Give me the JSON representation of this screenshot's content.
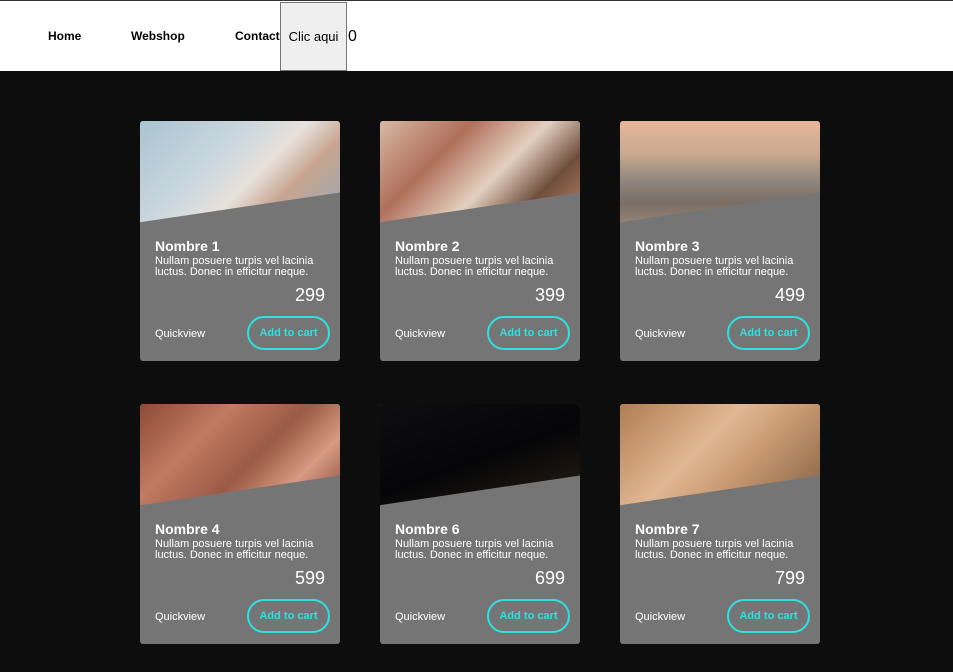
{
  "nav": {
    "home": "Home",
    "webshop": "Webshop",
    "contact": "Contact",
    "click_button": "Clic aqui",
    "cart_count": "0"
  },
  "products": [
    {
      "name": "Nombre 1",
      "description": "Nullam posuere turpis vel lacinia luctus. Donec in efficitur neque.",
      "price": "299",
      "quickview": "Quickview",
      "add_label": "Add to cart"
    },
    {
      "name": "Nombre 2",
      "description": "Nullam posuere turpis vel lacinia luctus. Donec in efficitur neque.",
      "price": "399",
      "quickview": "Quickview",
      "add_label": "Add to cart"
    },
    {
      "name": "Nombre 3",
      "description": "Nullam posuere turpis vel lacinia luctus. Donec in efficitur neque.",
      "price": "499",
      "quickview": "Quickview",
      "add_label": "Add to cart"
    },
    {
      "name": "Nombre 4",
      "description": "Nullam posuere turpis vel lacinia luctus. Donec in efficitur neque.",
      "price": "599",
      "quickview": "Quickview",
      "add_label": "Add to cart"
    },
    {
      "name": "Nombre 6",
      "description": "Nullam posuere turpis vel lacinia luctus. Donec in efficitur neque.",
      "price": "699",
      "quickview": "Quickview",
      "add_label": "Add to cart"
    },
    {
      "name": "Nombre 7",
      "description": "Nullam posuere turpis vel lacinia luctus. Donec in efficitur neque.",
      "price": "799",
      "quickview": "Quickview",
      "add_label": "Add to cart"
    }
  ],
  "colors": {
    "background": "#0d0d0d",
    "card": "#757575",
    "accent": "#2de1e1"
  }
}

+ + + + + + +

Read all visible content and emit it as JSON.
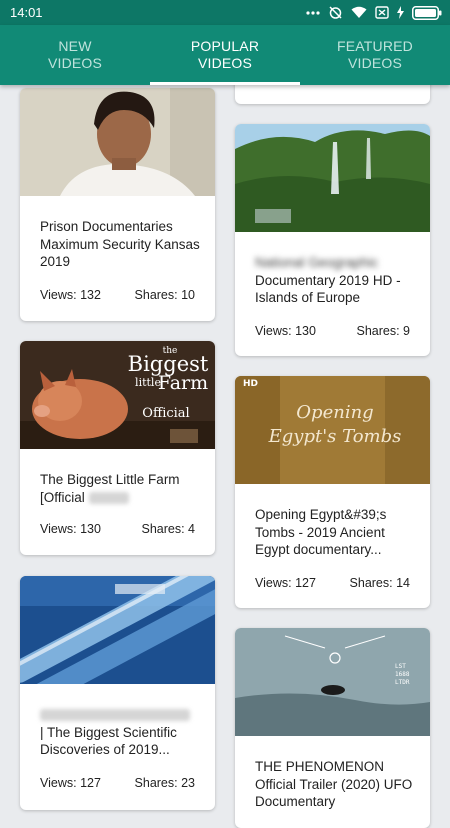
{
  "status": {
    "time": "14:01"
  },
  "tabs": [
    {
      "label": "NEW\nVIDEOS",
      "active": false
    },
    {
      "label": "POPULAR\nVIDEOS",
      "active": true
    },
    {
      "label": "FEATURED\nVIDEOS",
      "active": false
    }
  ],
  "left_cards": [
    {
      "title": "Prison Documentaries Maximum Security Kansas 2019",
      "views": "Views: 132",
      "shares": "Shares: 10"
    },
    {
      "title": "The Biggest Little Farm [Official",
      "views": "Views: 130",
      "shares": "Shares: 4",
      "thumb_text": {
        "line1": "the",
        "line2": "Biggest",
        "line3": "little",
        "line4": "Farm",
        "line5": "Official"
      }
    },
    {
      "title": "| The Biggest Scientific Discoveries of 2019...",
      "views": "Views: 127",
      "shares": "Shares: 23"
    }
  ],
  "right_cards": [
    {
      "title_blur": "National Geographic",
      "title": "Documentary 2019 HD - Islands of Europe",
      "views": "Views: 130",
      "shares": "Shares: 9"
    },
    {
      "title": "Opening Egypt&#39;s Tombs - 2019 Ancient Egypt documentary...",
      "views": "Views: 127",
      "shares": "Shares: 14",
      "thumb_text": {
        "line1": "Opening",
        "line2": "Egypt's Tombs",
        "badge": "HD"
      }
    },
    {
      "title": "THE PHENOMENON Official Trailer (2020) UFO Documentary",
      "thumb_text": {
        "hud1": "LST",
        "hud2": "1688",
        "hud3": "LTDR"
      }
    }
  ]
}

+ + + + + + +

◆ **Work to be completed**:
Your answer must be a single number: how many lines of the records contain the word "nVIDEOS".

◆ **Result of the exercise**:
3